Board member Glenn Connan was irate at language stating that no home baked goods will be allowed in school and other protocol intended to keep children with food allergies safe.

“The kids are only young once,” Connan yelled before tearing apart his copy of the proposal in front of school Food Services Director Kate Murphy in the Western Elementary School gymnasium. “To take away the special fun we had when we were kids is shameful. It will never have my vote.”

The board tabled action on the proposed policy until next month.

The committee that proposed the policy consists of school board members, parents, nurses and students. Deb Sauers, nursing supervisor for the district who was on the committee, said the goal of the three-page policy is to encourage children and parents to make healthy choices.

The amount of students who have food allergies has increased at least 30 percent in the past decade, she said.

The policy states the following about food being brought into classrooms:

• Only products that are certified and/or documented nut free and indicate the product was processed in a nut-free facility will be allowed in the school cafeteria;
• Baked items used for classroom celebrations may only be provided by the school cafeteria;
• The nurse and principal must decline the food item if there is any question of product safety.

“We need to make sure it is certified to be safe for the kids who have nut allergies because cross contamination for a peanut allergy kid will kill them,” she said. “We’re not talking about a stomach ache or a headache. We’re talking about death.”

There is other language in the proposal that addressed nutrition education. For example, it states that the schools aim to teach, encourage and support healthy eating by students.
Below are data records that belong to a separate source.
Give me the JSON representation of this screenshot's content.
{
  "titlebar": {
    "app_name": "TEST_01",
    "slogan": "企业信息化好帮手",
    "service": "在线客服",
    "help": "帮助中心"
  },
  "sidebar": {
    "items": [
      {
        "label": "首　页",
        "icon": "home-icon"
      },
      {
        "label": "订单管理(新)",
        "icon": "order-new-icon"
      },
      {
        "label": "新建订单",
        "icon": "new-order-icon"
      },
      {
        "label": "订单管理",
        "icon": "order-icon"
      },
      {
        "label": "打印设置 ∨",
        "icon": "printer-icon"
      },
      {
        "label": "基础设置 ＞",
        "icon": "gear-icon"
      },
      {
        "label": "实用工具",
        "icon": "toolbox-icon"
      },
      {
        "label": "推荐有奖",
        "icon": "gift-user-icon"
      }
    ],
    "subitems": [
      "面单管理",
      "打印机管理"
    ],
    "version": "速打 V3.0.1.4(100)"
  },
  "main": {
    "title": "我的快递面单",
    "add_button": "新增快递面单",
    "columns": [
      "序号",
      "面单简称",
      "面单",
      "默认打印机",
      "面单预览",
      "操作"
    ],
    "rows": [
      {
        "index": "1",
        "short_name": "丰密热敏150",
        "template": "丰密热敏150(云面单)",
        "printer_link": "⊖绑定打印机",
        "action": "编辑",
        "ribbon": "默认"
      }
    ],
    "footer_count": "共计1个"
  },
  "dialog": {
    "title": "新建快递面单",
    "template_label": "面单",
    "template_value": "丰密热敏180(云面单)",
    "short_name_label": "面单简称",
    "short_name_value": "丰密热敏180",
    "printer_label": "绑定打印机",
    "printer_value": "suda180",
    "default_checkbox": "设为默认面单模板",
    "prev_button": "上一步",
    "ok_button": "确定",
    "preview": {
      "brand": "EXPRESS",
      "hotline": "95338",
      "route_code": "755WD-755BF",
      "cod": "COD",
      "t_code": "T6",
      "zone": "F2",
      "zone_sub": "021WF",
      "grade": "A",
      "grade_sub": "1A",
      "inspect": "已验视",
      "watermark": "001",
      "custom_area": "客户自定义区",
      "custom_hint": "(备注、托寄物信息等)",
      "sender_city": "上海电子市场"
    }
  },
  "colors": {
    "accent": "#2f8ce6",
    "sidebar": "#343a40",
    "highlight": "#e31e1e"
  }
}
“Classroom health education should complement physical education by reinforcing the knowledge and self-management skills needed to maintain a physically active lifestyle and to reduce time spent on sedentary activities, such as watching television.”